Two major snowstorms in less than a week paralyzed the D.C. region, forcing nearly every university, school and federal agency to grind to a debilitating halt for an unprecedented four consecutive days.
“Historic” is how administrators described both the snow and its aftermath. In recent history, classes have been canceled for more than a day only a handful of times, with the most recent multiple-day closing being in 2003 when the University canceled classes for two consecutive days due to Hurricane Isabel, according to University archives.
And now, as flakes finished falling on Wednesday and sun began to shine again Thursday, the city can at last hope to get back up on its feet to embark on what is projected to be a lengthy – and expensive – clean-up. In the meantime, administrators must decide how to make up the missed days that have set the semester back by almost a week.
“I don’t recall any weather as robust as this during my 20-year tenure as president,” said former University President Stephen Joel Trachtenberg in an e-mail. “We had storms and snow and ice of course. Some big. Closed for a day or perhaps two. But this past experience and what they say lies ahead are special. Possibly historic.”
What began Friday as an exciting snow storm in a city known for its milder climate became a nuisance for some – students who began to feel trapped inside; event planners who had to cancel prominent speakers, including Rupert Murdoch’s Kalb Report appearance and Meghan McCain’s controversial talk; and the facilities workers who could not clear sidewalks and pathways fast enough.
After all was said and done, a collective 40 inches of snow fell on the District over a six-day period, bringing the season’s running snow total to 54.9 inches, breaking the all-time snowfall record set in the winter of 1898-1899.
Classes were canceled beginning at 3 p.m. Friday, and six and a half days without classes left students and administrators scrambling to find alternative means of entertainment.
The University planned “Warm Zone” activities, which included handing out free food and hot chocolate, playing free movies on campus, and allowing students to bowl and shoot pool free of charge in the Hippodrome, among other activities.
Some students took event planning into their own hands, planning snowball fights on and off campus, leading to an epic snow battle between GW and Georgetown students, which University President Steven Knapp attended. GW ultimately came out victorious.

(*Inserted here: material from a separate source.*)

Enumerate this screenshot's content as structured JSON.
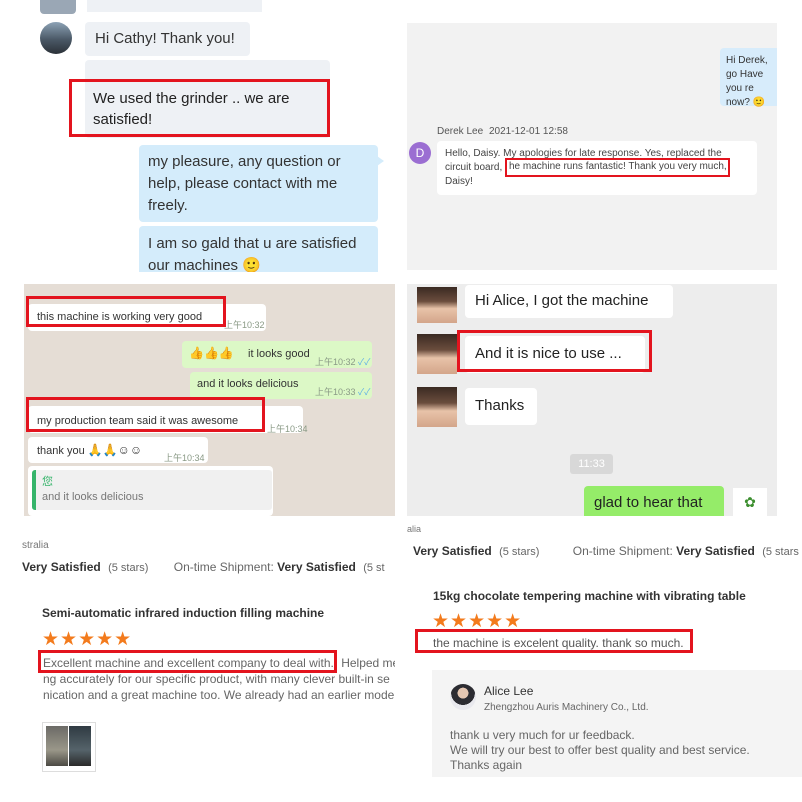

Overall, Executive Vice President and Treasurer Lou Katz estimated that the damage from this season’s record-setting snowfall cost the University “hundreds of thousands of dollars,” forcing Katz and his staff to shift funds around to account for the unplanned expenditures.
The city also exceeded its $6.2 million snow-removal budget, and President Barack Obama said D.C. is eligible to apply for federal disaster relief for both storms simultaneously, which could ultimately lead to the D.C. region receiving more federal relief aid than it has for any other natural disaster in the Washington area’s past, according to The Washington Post.
And while students enjoyed four straight days of canceled classes, cabin fever began to set in by Thursday for some.
“It was kind of boring, just sitting around. School gives you something to do,” said sophomore Jessica Harris. “I have a Bio Lab that I need to make up on Tuesday. One of my professors already threatened to hold make-up classes on the weekend.”
Drew Spence contributed to this report.
This article appeared in the February 12, 2010 issue of the Hatchet.